* _WHAT THE TASK ASKS_: Every line in the records below with the string "glyph" is to be copied out.

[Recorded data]
::::

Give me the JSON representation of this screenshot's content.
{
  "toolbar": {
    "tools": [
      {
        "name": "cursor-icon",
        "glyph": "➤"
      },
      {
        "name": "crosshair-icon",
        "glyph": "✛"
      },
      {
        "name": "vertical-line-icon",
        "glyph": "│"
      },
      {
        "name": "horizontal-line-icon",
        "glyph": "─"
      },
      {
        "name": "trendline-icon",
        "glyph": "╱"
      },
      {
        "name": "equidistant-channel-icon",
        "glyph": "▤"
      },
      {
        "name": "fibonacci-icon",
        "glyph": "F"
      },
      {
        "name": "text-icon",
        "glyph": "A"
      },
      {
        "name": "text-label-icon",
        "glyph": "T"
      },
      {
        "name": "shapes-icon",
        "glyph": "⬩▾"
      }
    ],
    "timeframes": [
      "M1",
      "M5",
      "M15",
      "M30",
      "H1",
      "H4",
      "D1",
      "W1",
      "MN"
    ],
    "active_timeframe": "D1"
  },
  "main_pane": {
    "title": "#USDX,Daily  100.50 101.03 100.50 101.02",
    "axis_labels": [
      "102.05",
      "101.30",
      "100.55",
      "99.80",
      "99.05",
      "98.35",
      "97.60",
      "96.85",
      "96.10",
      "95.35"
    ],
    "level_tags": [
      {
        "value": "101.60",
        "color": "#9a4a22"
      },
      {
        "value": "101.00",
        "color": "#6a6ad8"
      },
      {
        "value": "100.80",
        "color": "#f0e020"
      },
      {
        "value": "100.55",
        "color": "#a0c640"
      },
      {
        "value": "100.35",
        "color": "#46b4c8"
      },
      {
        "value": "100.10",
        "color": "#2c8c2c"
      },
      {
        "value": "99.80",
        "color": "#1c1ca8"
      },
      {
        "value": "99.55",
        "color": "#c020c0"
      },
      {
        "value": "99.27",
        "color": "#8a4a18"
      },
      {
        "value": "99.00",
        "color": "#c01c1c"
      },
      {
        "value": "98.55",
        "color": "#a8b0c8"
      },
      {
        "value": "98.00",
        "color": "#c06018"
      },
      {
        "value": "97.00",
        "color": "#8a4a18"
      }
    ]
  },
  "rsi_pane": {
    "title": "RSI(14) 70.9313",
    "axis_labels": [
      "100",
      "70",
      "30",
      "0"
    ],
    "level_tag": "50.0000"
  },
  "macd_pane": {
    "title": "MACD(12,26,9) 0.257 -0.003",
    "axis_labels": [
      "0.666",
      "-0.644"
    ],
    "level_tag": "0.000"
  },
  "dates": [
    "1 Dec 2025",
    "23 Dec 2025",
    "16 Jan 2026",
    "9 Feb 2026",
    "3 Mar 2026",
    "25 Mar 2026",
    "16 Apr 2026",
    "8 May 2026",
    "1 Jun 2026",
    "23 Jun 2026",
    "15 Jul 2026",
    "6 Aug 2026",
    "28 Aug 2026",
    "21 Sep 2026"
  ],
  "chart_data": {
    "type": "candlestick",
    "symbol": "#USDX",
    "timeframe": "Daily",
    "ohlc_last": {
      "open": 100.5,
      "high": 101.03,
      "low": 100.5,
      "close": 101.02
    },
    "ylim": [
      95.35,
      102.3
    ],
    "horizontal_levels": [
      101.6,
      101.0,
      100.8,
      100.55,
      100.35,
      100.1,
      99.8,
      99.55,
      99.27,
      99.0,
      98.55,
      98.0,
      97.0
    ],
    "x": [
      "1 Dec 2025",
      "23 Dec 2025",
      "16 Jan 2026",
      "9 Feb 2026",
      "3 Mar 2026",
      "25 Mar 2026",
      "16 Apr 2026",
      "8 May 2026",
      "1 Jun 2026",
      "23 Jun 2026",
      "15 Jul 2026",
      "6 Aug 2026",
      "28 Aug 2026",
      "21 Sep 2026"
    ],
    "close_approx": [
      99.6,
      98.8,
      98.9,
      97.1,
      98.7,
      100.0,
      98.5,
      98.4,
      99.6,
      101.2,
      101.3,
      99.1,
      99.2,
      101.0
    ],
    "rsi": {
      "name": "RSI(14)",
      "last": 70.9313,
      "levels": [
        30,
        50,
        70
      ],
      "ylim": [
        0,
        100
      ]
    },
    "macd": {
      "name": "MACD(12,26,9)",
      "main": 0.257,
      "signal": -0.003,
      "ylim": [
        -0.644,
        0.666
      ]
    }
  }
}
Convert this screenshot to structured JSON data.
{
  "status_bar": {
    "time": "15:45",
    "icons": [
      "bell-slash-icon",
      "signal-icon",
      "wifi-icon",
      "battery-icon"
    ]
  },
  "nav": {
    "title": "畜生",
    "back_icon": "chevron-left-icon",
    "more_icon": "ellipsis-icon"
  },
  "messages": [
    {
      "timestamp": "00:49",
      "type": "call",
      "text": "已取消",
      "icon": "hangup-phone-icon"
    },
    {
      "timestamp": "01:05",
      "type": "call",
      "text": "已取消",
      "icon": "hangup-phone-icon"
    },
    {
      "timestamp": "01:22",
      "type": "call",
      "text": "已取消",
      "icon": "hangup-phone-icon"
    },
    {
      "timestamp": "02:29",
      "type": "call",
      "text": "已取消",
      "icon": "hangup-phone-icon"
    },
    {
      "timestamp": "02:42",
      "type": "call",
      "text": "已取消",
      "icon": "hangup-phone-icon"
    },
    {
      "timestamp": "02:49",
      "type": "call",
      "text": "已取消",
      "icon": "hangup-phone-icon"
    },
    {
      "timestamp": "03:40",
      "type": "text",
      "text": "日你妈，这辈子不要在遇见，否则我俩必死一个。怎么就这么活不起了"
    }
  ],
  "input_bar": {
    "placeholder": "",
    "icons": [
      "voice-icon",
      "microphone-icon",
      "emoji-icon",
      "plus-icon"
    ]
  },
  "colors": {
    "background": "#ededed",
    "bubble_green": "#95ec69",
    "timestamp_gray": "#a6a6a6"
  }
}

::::

* _ANSWER TO THIS EXERCISE_:
        "glyph": "➤"
        "glyph": "✛"
        "glyph": "│"
        "glyph": "─"
        "glyph": "╱"
        "glyph": "▤"
        "glyph": "F"
        "glyph": "A"
        "glyph": "T"
        "glyph": "⬩▾"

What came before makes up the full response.